◆ TO DO
Your response should consist of the full data, set down exactly.

· · · ·

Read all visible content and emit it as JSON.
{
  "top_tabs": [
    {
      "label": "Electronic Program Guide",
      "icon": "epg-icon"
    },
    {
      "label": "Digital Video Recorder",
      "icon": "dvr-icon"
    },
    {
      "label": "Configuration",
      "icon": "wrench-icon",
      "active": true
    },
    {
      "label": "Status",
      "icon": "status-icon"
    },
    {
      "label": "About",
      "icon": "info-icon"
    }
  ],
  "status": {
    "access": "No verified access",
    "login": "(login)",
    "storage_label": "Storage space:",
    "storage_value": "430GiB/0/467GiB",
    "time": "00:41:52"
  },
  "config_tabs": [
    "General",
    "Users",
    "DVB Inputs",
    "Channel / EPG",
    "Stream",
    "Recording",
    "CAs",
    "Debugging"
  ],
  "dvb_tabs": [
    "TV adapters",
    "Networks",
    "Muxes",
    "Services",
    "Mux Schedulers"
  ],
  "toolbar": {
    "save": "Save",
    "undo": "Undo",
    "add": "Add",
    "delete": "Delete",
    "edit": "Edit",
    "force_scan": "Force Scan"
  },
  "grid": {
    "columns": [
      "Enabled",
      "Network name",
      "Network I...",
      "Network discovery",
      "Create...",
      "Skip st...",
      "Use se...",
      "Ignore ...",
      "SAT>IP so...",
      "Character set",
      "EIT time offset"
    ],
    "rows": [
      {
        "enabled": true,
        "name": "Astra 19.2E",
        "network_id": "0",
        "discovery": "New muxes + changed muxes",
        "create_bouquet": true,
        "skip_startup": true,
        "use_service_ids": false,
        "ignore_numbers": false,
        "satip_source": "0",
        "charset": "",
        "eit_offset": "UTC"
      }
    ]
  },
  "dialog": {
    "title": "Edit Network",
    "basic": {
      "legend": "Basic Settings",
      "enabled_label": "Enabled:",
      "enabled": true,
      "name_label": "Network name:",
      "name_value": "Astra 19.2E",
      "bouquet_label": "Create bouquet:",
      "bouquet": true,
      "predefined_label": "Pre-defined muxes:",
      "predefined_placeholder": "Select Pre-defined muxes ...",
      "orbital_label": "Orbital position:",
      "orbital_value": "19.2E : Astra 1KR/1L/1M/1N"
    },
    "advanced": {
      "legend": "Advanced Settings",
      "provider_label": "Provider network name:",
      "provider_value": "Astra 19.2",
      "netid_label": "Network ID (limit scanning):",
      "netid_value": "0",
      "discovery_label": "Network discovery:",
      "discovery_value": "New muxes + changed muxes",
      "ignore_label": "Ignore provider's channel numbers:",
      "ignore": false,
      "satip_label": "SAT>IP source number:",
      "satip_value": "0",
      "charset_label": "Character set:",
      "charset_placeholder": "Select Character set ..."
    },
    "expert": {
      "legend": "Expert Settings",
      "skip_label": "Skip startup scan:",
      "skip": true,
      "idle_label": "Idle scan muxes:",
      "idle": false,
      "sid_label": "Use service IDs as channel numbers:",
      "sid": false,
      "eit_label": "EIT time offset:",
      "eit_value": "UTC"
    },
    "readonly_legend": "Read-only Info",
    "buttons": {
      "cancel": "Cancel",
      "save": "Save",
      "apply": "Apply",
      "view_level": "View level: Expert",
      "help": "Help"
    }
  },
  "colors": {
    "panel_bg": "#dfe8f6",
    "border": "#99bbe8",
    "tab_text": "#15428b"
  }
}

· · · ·

◆ EXERCISE SOLUTION
Read all visible content and emit it as JSON.
{
  "top_tabs": [
    {
      "label": "Electronic Program Guide",
      "icon": "epg-icon"
    },
    {
      "label": "Digital Video Recorder",
      "icon": "dvr-icon"
    },
    {
      "label": "Configuration",
      "icon": "wrench-icon",
      "active": true
    },
    {
      "label": "Status",
      "icon": "status-icon"
    },
    {
      "label": "About",
      "icon": "info-icon"
    }
  ],
  "status": {
    "access": "No verified access",
    "login": "(login)",
    "storage_label": "Storage space:",
    "storage_value": "430GiB/0/467GiB",
    "time": "00:41:52"
  },
  "config_tabs": [
    "General",
    "Users",
    "DVB Inputs",
    "Channel / EPG",
    "Stream",
    "Recording",
    "CAs",
    "Debugging"
  ],
  "dvb_tabs": [
    "TV adapters",
    "Networks",
    "Muxes",
    "Services",
    "Mux Schedulers"
  ],
  "toolbar": {
    "save": "Save",
    "undo": "Undo",
    "add": "Add",
    "delete": "Delete",
    "edit": "Edit",
    "force_scan": "Force Scan"
  },
  "grid": {
    "columns": [
      "Enabled",
      "Network name",
      "Network I...",
      "Network discovery",
      "Create...",
      "Skip st...",
      "Use se...",
      "Ignore ...",
      "SAT>IP so...",
      "Character set",
      "EIT time offset"
    ],
    "rows": [
      {
        "enabled": true,
        "name": "Astra 19.2E",
        "network_id": "0",
        "discovery": "New muxes + changed muxes",
        "create_bouquet": true,
        "skip_startup": true,
        "use_service_ids": false,
        "ignore_numbers": false,
        "satip_source": "0",
        "charset": "",
        "eit_offset": "UTC"
      }
    ]
  },
  "dialog": {
    "title": "Edit Network",
    "basic": {
      "legend": "Basic Settings",
      "enabled_label": "Enabled:",
      "enabled": true,
      "name_label": "Network name:",
      "name_value": "Astra 19.2E",
      "bouquet_label": "Create bouquet:",
      "bouquet": true,
      "predefined_label": "Pre-defined muxes:",
      "predefined_placeholder": "Select Pre-defined muxes ...",
      "orbital_label": "Orbital position:",
      "orbital_value": "19.2E : Astra 1KR/1L/1M/1N"
    },
    "advanced": {
      "legend": "Advanced Settings",
      "provider_label": "Provider network name:",
      "provider_value": "Astra 19.2",
      "netid_label": "Network ID (limit scanning):",
      "netid_value": "0",
      "discovery_label": "Network discovery:",
      "discovery_value": "New muxes + changed muxes",
      "ignore_label": "Ignore provider's channel numbers:",
      "ignore": false,
      "satip_label": "SAT>IP source number:",
      "satip_value": "0",
      "charset_label": "Character set:",
      "charset_placeholder": "Select Character set ..."
    },
    "expert": {
      "legend": "Expert Settings",
      "skip_label": "Skip startup scan:",
      "skip": true,
      "idle_label": "Idle scan muxes:",
      "idle": false,
      "sid_label": "Use service IDs as channel numbers:",
      "sid": false,
      "eit_label": "EIT time offset:",
      "eit_value": "UTC"
    },
    "readonly_legend": "Read-only Info",
    "buttons": {
      "cancel": "Cancel",
      "save": "Save",
      "apply": "Apply",
      "view_level": "View level: Expert",
      "help": "Help"
    }
  },
  "colors": {
    "panel_bg": "#dfe8f6",
    "border": "#99bbe8",
    "tab_text": "#15428b"
  }
}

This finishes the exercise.